conscious (adj.)

c. 1600, "knowing, privy to" (poetic), from Latin conscius "knowing, aware," from conscire "be (mutually) aware," from assimilated form of com "with," or "thoroughly" (see con-) + scire "to know" (see science). The Latin word probably is a loan-translation of Greek syneidos.

The sense of "knowing or perceiving within oneself, sensible inwardly, aware" is from 1630s, perhaps a shortening of conscious to oneself (1620s). Also compare the Latin sense evolution in conscience.

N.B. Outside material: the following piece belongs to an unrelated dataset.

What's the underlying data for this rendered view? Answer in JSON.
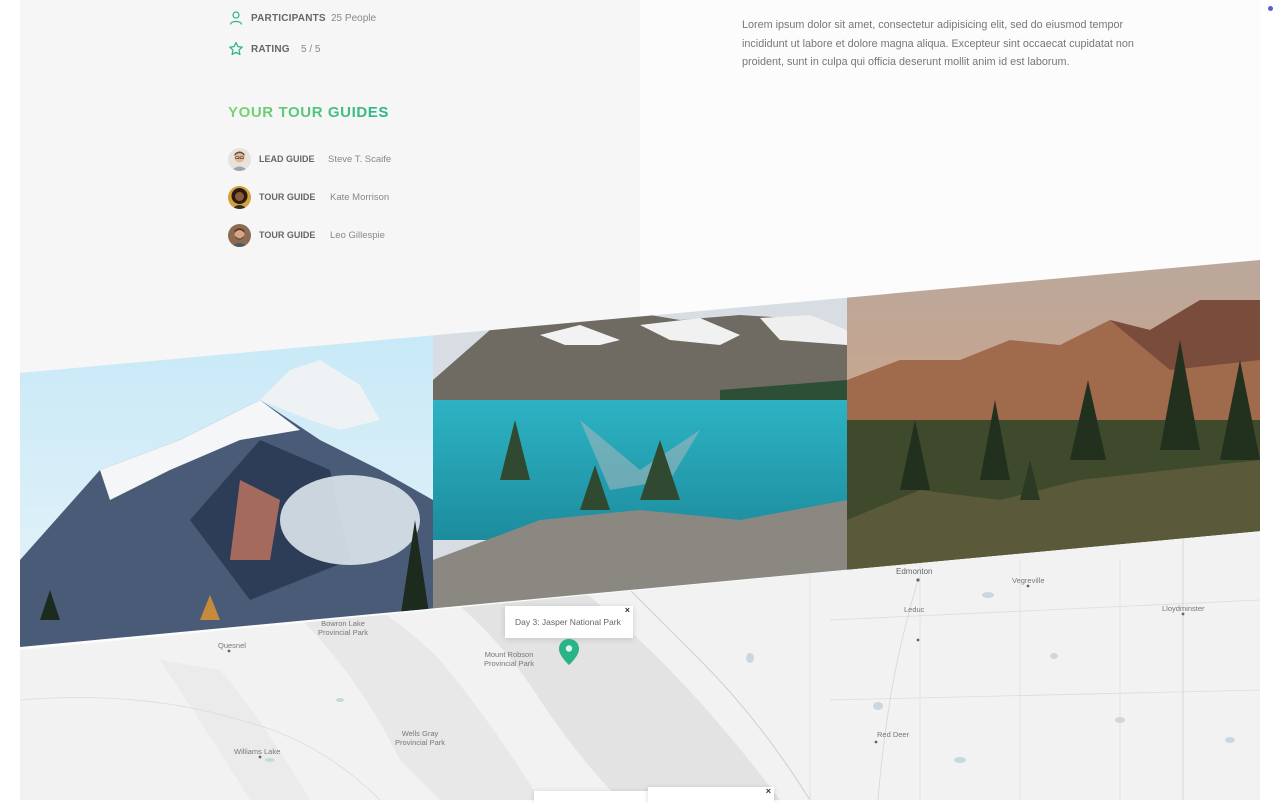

From 1650s as "aware (of a fact)." Sense of "active and awake, endowed with active mental faculties" is from 1837. Related: Consciously.

Origin and meaning of conscious

updated on October 13, 2021

Definitions of conscious from WordNet

conscious (adj.)
(followed by `of') showing realization or recognition of something; "the careful tread of one conscious of his alcoholic load"- Thomas Hardy;
few voters seem conscious of the issue's importance
conscious of having succeeded
conscious (adj.)
intentionally conceived;
a conscious policy
a conscious effort to speak more slowly
Synonyms: witting
conscious (adj.)
knowing and perceiving; having awareness of surroundings and sensations and thoughts;
remained conscious during the operation
became conscious that he was being followed
conscious of his faults
Etymologies are not definitions. From, not affiliated with etymonline.